After our Lord had said thus much relative to his mission and co-equality with the Father, he proceeded to inform the people of the great abilities he had to give eternal life to his followers, and the necessity there was of believing in him, which he said would be more evident after his crucifixion; and thence taking occasion to expose the wickedness and degeneracy of those who sought to take away his life, and telling them how unlike to the behavior of the sons of Abraham (whom they boasted themselves to be) such causeless and inveterate malice was, he so provoked them with his severe reflections, and especially with the superiority which he claimed above Abraham, that they took up stones to cast at him; but our Lord, by a miraculous power, escaped their malice, and passing unhurt through the crowd, retired out of the temple.
Before our Lord left Jerusalem, the seventy disciples, whom he had sent to preach the Gospel, returned from their journey, and ministry, greatly rejoicing, because the very devils, by virtue of his name, had been subjected to them. Lord (said they with extacy) even the devils are subject unto us, through thy name! Upon this our Lord promised them still greater success, and invested them
with power to tread upon the most venomous beasts, and all the malignant instruments of Satan, without the least hurt to themselves. He at the same time gave them assurance of a blessing which was more peculiarly theirs, viz. that their names were recorded in heaven; after which he broke out into a rapture of joy, glorifying God for having revealed the mysteries of the Gospel to the simple and ignorant, and more particularly to his disciples, who, by virtue of that revelation, enjoyed an happiness which many of the wise and great had in vain desired.
As soon as our Blessed Lord had finished his discourse with his disciples, a certain scribe, a doctor of the law, stood up, and asked him, what was necessary to be done for the attainment of that eternal life which he was so very liberal in promising to his followers. In answer to this our Lord remitted him to the law, turning his own weapons against himself. He asked him what was written in the law, of which he professed himself a teacher? The scribe answered, Thou shalt love the Lord thy God with all thy heart, and with all thy soul, and with all thy strength, and with all thy mind; and thy neighbor as thyself. To this our Lord replied, Thou hast answered right; this do, and thou shalt live. Perform these commands, and thou wilt fulfil the duties of an Israelite: for on these two commandments hang all the law and the prophets.

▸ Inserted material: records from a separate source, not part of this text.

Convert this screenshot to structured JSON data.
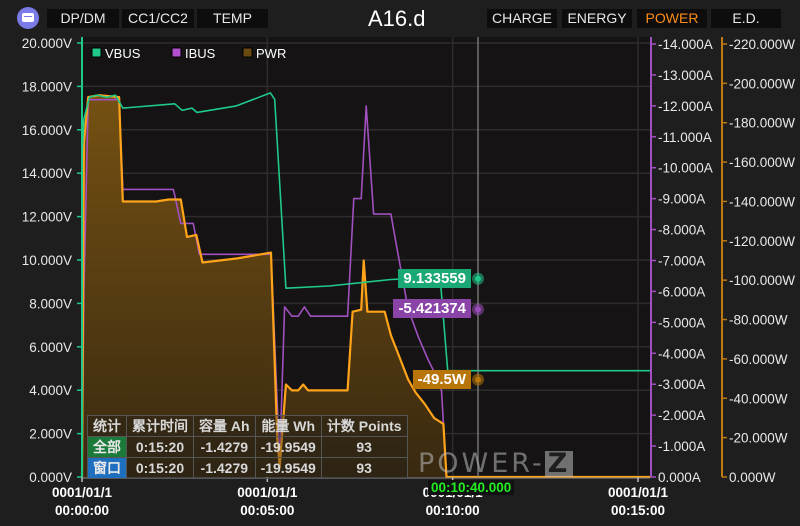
{
  "header": {
    "title": "A16.d",
    "left_tabs": [
      {
        "label": "DP/DM"
      },
      {
        "label": "CC1/CC2"
      },
      {
        "label": "TEMP"
      }
    ],
    "right_tabs": [
      {
        "label": "CHARGE",
        "active": false
      },
      {
        "label": "ENERGY",
        "active": false
      },
      {
        "label": "POWER",
        "active": true
      },
      {
        "label": "E.D.",
        "active": false
      }
    ]
  },
  "colors": {
    "vbus": "#1fc98a",
    "ibus": "#a050c0",
    "pwr": "#ffa31a",
    "pwr_fill": "#6b4a10",
    "active_tab": "#ff8c1a",
    "cursor_time": "#22ee22"
  },
  "chart_data": {
    "type": "line",
    "title": "A16.d",
    "xlabel": "",
    "x_unit": "seconds",
    "xlim": [
      0,
      920
    ],
    "x_ticks": [
      {
        "value": 0,
        "label_date": "0001/01/1",
        "label_time": "00:00:00"
      },
      {
        "value": 300,
        "label_date": "0001/01/1",
        "label_time": "00:05:00"
      },
      {
        "value": 600,
        "label_date": "0001/01/1",
        "label_time": "00:10:00"
      },
      {
        "value": 900,
        "label_date": "0001/01/1",
        "label_time": "00:15:00"
      }
    ],
    "axes": {
      "voltage": {
        "position": "left",
        "range": [
          0,
          20
        ],
        "ticks": [
          "0.000V",
          "2.000V",
          "4.000V",
          "6.000V",
          "8.000V",
          "10.000V",
          "12.000V",
          "14.000V",
          "16.000V",
          "18.000V",
          "20.000V"
        ]
      },
      "current": {
        "position": "right",
        "range": [
          0,
          -14
        ],
        "ticks": [
          "0.000A",
          "-1.000A",
          "-2.000A",
          "-3.000A",
          "-4.000A",
          "-5.000A",
          "-6.000A",
          "-7.000A",
          "-8.000A",
          "-9.000A",
          "-10.000A",
          "-11.000A",
          "-12.000A",
          "-13.000A",
          "-14.000A"
        ]
      },
      "power": {
        "position": "far-right",
        "range": [
          0,
          -220
        ],
        "ticks": [
          "0.000W",
          "-20.000W",
          "-40.000W",
          "-60.000W",
          "-80.000W",
          "-100.000W",
          "-120.000W",
          "-140.000W",
          "-160.000W",
          "-180.000W",
          "-200.000W",
          "-220.000W"
        ]
      }
    },
    "legend": {
      "placement": "top-left",
      "entries": [
        "VBUS",
        "IBUS",
        "PWR"
      ]
    },
    "grid": true,
    "series": [
      {
        "name": "VBUS",
        "axis": "voltage",
        "points": [
          [
            0,
            14.8
          ],
          [
            3,
            16.5
          ],
          [
            12,
            17.5
          ],
          [
            24,
            17.6
          ],
          [
            40,
            17.5
          ],
          [
            54,
            17.6
          ],
          [
            66,
            17.0
          ],
          [
            150,
            17.2
          ],
          [
            162,
            16.9
          ],
          [
            178,
            17.0
          ],
          [
            186,
            16.8
          ],
          [
            250,
            17.1
          ],
          [
            305,
            17.7
          ],
          [
            312,
            17.4
          ],
          [
            330,
            8.7
          ],
          [
            400,
            8.8
          ],
          [
            500,
            9.1
          ],
          [
            528,
            9.133
          ],
          [
            580,
            9.1
          ],
          [
            592,
            4.9
          ],
          [
            920,
            4.9
          ]
        ]
      },
      {
        "name": "IBUS",
        "axis": "current",
        "points": [
          [
            0,
            0
          ],
          [
            3,
            -6.0
          ],
          [
            10,
            -12.2
          ],
          [
            60,
            -12.2
          ],
          [
            66,
            -9.3
          ],
          [
            148,
            -9.3
          ],
          [
            160,
            -8.2
          ],
          [
            180,
            -8.2
          ],
          [
            190,
            -7.2
          ],
          [
            306,
            -7.2
          ],
          [
            320,
            -0.5
          ],
          [
            328,
            -5.5
          ],
          [
            340,
            -5.2
          ],
          [
            350,
            -5.2
          ],
          [
            360,
            -5.5
          ],
          [
            370,
            -5.2
          ],
          [
            430,
            -5.2
          ],
          [
            440,
            -9.0
          ],
          [
            452,
            -9.0
          ],
          [
            460,
            -12.0
          ],
          [
            472,
            -8.5
          ],
          [
            500,
            -8.5
          ],
          [
            508,
            -7.6
          ],
          [
            528,
            -5.421
          ],
          [
            545,
            -4.5
          ],
          [
            560,
            -3.8
          ],
          [
            570,
            -3.4
          ],
          [
            582,
            -2.8
          ],
          [
            590,
            0
          ],
          [
            920,
            0
          ]
        ]
      },
      {
        "name": "PWR",
        "axis": "power",
        "filled": true,
        "points": [
          [
            0,
            0
          ],
          [
            3,
            -170
          ],
          [
            10,
            -193
          ],
          [
            28,
            -194
          ],
          [
            60,
            -193
          ],
          [
            66,
            -140
          ],
          [
            120,
            -140
          ],
          [
            140,
            -141
          ],
          [
            160,
            -141
          ],
          [
            170,
            -122
          ],
          [
            185,
            -123
          ],
          [
            195,
            -109
          ],
          [
            250,
            -111
          ],
          [
            306,
            -114
          ],
          [
            316,
            -20
          ],
          [
            320,
            -5
          ],
          [
            330,
            -47
          ],
          [
            340,
            -44
          ],
          [
            350,
            -44
          ],
          [
            358,
            -47
          ],
          [
            366,
            -44
          ],
          [
            430,
            -44
          ],
          [
            438,
            -84
          ],
          [
            452,
            -85
          ],
          [
            456,
            -110
          ],
          [
            462,
            -84
          ],
          [
            490,
            -84
          ],
          [
            500,
            -72
          ],
          [
            510,
            -64
          ],
          [
            528,
            -49.5
          ],
          [
            540,
            -43
          ],
          [
            555,
            -37
          ],
          [
            570,
            -30
          ],
          [
            585,
            -27
          ],
          [
            590,
            0
          ],
          [
            920,
            0
          ]
        ]
      }
    ],
    "cursor": {
      "time_label": "00:10:40.000",
      "x": 640,
      "readouts": [
        {
          "series": "VBUS",
          "label": "9.133559",
          "value": 9.133559
        },
        {
          "series": "IBUS",
          "label": "-5.421374",
          "value": -5.421374
        },
        {
          "series": "PWR",
          "label": "-49.5W",
          "value": -49.5
        }
      ]
    }
  },
  "stats_table": {
    "headers": [
      "统计",
      "累计时间",
      "容量 Ah",
      "能量 Wh",
      "计数 Points"
    ],
    "rows": [
      {
        "label": "全部",
        "time": "0:15:20",
        "capacity": "-1.4279",
        "energy": "-19.9549",
        "points": "93"
      },
      {
        "label": "窗口",
        "time": "0:15:20",
        "capacity": "-1.4279",
        "energy": "-19.9549",
        "points": "93"
      }
    ]
  },
  "watermark": {
    "text": "POWER-",
    "badge": "Z"
  }
}
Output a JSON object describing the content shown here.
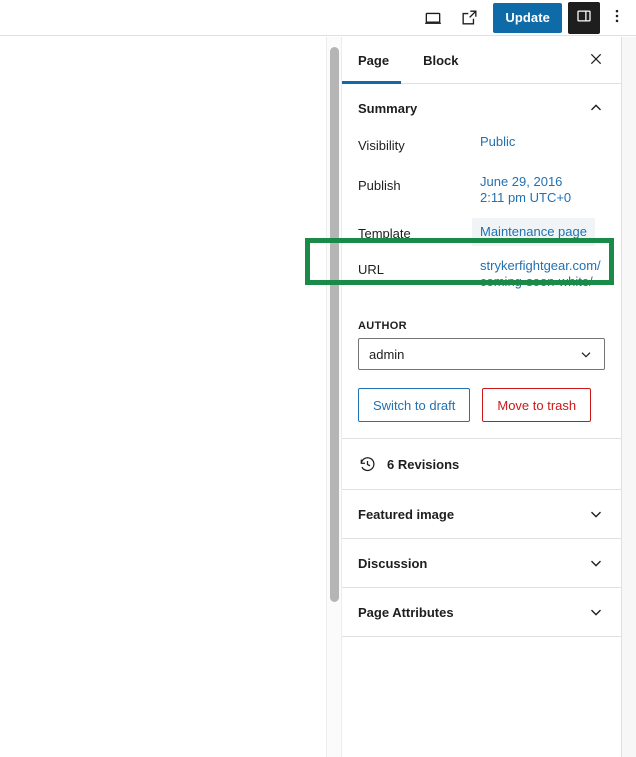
{
  "header": {
    "preview_icon": "desktop-preview-icon",
    "view_icon": "external-link-icon",
    "update_label": "Update",
    "settings_icon": "sidebar-toggle-icon",
    "more_icon": "kebab-menu-icon"
  },
  "sidebar": {
    "tabs": [
      {
        "label": "Page",
        "active": true
      },
      {
        "label": "Block",
        "active": false
      }
    ],
    "close_icon": "close-icon",
    "summary": {
      "title": "Summary",
      "collapse_icon": "chevron-up-icon",
      "rows": [
        {
          "label": "Visibility",
          "value": "Public",
          "type": "link"
        },
        {
          "label": "Publish",
          "value": "June 29, 2016\n2:11 pm UTC+0",
          "type": "link"
        },
        {
          "label": "Template",
          "value": "Maintenance page",
          "type": "pill"
        },
        {
          "label": "URL",
          "value": "strykerfightgear.com/coming-soon-white/",
          "type": "url"
        }
      ],
      "author": {
        "label": "AUTHOR",
        "value": "admin",
        "chevron_icon": "chevron-down-icon"
      },
      "actions": {
        "switch_to_draft": "Switch to draft",
        "move_to_trash": "Move to trash"
      }
    },
    "revisions": {
      "icon": "backup-clock-icon",
      "label": "6 Revisions"
    },
    "panels": [
      {
        "label": "Featured image",
        "chevron_icon": "chevron-down-icon"
      },
      {
        "label": "Discussion",
        "chevron_icon": "chevron-down-icon"
      },
      {
        "label": "Page Attributes",
        "chevron_icon": "chevron-down-icon"
      }
    ]
  },
  "annotation": {
    "target": "template-row",
    "color": "#1a8a48"
  },
  "colors": {
    "accent_blue": "#0e6ba8",
    "link_blue": "#2271b1",
    "danger_red": "#cc1818",
    "highlight_green": "#1a8a48"
  }
}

The scribe (who, in all probability, did not expect such an answer) being conscious of his own defects, and, that he did not possess the qualities necessary for obtaining eternal life, was willing (as the sacred historian informs us) to justify himself; that is, was willing to stifle the rising suggestions of his own conscience, and at the same time, to make a shew of his own devotion. In order to this he asked our Lord, And who is my neighbor? A question very natural to be asked by a bigotted Jew, whose narrow notions led him to despise all who were not of his own fold; all who were not the natural descendants of his ancestor Abraham.
But to remove the obstinate and uncharitable attachment of the Jews to their own principles, open their hearts to a more generous and noble way of thinking, and